How does Iron Curtain, your new book about eastern Europe after the Second World War, relate to your previous book, Gulag, a history of the Soviet camps?
In a way it came out of Gulag, because the thing that became interesting to me in the course of writing that book was the question of why people went along with things; why people collaborated. Why did so many people co-operate with what were clearly evil and unjust regimes?
You describe a process in the Soviet sphere of influence in eastern Europe after the war that you call “passive collaboration”.
I struggled for the correct phrase. Someone who read the manuscript said, “You shouldn’t use the word ‘collaboration’.” On the other hand, I couldn’t think of what other word I could use.
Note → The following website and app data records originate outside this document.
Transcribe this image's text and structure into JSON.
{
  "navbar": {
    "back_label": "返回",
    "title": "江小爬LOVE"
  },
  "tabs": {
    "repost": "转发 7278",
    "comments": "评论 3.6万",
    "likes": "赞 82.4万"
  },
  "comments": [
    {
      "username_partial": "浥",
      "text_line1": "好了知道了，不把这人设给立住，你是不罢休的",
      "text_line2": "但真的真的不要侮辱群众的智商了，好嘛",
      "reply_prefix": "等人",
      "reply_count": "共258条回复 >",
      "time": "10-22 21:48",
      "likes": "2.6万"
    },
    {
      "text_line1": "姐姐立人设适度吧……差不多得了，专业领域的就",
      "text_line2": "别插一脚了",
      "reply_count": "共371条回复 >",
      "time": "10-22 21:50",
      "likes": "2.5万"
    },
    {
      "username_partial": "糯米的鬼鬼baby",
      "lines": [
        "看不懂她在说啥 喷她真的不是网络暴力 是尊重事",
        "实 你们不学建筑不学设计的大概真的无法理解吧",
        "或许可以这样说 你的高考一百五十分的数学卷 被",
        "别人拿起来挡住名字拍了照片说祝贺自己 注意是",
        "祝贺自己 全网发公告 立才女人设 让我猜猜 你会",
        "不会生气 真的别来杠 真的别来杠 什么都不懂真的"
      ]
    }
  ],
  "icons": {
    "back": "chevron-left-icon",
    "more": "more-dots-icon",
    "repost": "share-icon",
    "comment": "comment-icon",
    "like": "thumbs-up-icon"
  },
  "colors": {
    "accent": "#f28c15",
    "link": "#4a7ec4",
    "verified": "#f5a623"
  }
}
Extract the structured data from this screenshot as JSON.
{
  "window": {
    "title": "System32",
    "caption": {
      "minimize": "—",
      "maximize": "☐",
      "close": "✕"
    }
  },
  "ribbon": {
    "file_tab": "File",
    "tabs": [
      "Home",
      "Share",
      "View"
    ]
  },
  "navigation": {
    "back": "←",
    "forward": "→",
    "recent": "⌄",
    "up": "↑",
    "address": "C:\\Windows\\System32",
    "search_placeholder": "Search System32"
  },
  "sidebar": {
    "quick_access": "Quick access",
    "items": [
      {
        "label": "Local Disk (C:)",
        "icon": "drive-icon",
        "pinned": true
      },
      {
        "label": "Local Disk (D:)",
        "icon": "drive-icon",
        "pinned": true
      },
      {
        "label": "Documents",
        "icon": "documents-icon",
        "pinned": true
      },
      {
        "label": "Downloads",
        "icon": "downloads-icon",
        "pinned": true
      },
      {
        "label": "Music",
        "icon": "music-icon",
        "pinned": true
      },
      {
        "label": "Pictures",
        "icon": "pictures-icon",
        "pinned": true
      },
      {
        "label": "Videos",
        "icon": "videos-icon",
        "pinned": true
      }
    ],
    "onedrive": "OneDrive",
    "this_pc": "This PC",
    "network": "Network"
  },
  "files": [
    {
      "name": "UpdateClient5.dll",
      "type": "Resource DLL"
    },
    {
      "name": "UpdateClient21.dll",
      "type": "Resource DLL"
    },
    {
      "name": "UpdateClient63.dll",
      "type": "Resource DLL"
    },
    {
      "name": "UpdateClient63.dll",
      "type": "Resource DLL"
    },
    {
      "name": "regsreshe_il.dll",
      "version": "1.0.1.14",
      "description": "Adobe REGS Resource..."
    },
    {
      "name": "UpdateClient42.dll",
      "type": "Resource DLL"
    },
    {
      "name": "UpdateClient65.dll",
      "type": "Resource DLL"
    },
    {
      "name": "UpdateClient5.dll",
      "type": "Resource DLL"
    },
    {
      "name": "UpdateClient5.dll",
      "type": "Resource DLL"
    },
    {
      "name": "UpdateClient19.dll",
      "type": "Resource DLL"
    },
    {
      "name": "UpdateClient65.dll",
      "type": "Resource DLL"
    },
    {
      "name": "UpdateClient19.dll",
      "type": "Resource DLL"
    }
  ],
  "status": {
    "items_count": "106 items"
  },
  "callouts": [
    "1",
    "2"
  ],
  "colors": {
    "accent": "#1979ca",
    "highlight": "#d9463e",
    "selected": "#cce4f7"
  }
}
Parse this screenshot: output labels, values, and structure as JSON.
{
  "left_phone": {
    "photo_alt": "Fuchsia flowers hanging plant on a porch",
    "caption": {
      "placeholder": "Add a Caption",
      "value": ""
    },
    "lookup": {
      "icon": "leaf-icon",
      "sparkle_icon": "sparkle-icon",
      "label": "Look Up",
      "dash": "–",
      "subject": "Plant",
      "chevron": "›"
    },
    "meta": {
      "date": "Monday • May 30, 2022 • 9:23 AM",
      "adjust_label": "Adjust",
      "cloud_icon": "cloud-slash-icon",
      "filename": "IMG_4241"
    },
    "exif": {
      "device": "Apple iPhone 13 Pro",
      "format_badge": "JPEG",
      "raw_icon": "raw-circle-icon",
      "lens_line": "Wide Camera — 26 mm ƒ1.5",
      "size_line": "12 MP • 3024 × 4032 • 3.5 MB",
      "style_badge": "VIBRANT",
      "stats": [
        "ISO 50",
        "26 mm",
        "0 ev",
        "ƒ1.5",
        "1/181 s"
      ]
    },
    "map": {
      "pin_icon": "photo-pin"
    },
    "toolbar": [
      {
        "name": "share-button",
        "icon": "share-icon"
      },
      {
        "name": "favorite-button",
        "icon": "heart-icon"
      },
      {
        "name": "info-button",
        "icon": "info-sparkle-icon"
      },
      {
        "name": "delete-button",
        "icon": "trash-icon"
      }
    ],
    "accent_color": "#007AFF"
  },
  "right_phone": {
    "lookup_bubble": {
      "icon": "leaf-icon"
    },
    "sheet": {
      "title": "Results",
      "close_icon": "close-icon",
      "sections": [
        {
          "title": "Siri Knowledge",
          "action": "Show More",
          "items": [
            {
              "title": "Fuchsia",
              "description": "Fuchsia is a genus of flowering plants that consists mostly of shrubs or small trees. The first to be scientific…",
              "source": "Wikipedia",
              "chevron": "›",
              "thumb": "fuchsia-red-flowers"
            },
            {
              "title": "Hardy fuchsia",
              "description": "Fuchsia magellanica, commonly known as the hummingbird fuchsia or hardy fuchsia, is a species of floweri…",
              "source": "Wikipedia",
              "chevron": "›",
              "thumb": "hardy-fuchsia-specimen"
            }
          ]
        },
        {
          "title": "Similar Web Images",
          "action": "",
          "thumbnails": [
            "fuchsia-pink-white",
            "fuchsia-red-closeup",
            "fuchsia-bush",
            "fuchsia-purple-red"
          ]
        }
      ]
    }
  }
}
What I meant were people who went along with things because they had very bad choices and because the circumstances of their lives forced them to do it.
I have huge sympathy for people who lived in, say, Poland or Czechoslovakia in that period. I have much less sympathy for people in the west. There was always information about what was going in eastern Europe. They had plenty of good choices. So I don’t feel sympathy for Eric Hobsbawm and his friends but I do have sympathy for unwilling, half-enthusiastic communists in eastern Europe in the 1950s. They had a tough time.
What was the legacy of that collaboration?
The psychic costs were very high. I lived in Poland in the 1990s and that was a very difficult, angry time. People were often angry about change, about the past and developed complexes about life being unfair.
You see it still in the politics of contemporary Hungary, you see it in the politics of contemporary Russia – the idea that there are conspiratorial groups in society that want to overthrow the established order. That comes directly from the communist period.
You mentioned Eric Hobsbawm. How do you see the role of western communists and fellow-travellers in this period? You mention Sartre, among others, in the book.
They assisted in legitimising the regimes, at least for a period, but I wouldn’t overplay their role. They were important in legitimising the Soviet Union in the 1930s – that was when they did real damage.
You suggest that there was nothing inevitable about the fate of eastern Europe. It’s not as if the countries in the region were predisposed to totalitarianism.
Right. If Austria had been taken over, Austria would have been a communist country. And if the Soviets hadn’t taken over Poland, Poland wouldn’t have been a communist country.
What did the eastern European communist leaders in this period have in common?
People such as Bierut in Poland, Rakosi in Hungary and Ulbricht in East Germany were the people Stalin could put most faith in. That was because they had previously allowed themselves to be put under the Comintern umbrella. They had gone along with the Comintern’s various changes of political line. And so they were known quantities.
Why do you place so much emphasis in the book on ethnic cleansing in eastern Europe after the war?
The eviction of the Germans, in their millions, from eastern Europe was an enormous operation and it was largely funded and carried out by local Communist Parties with the help of the Red Army. And that had a number of effects: it helped to create communist structures on the ground and it was also extremely popular.
But those structures turned out fairly quickly to be rather precarious didn’t they?
There’s a very real sense in which Soviet totalitarianism contained the seeds of its own destruction. When you attempt to control everything, you also politicize everything.
The system, in attempting to control every aspect of society, creates the possibility of dissent. That’s exactly what happened in the 1950s and repeated itself over and over again until the very end.
Anne Applebaum’s “Iron Curtain: the Crushing of Eastern Europe 1944-56” is published by Allen Lane (£25)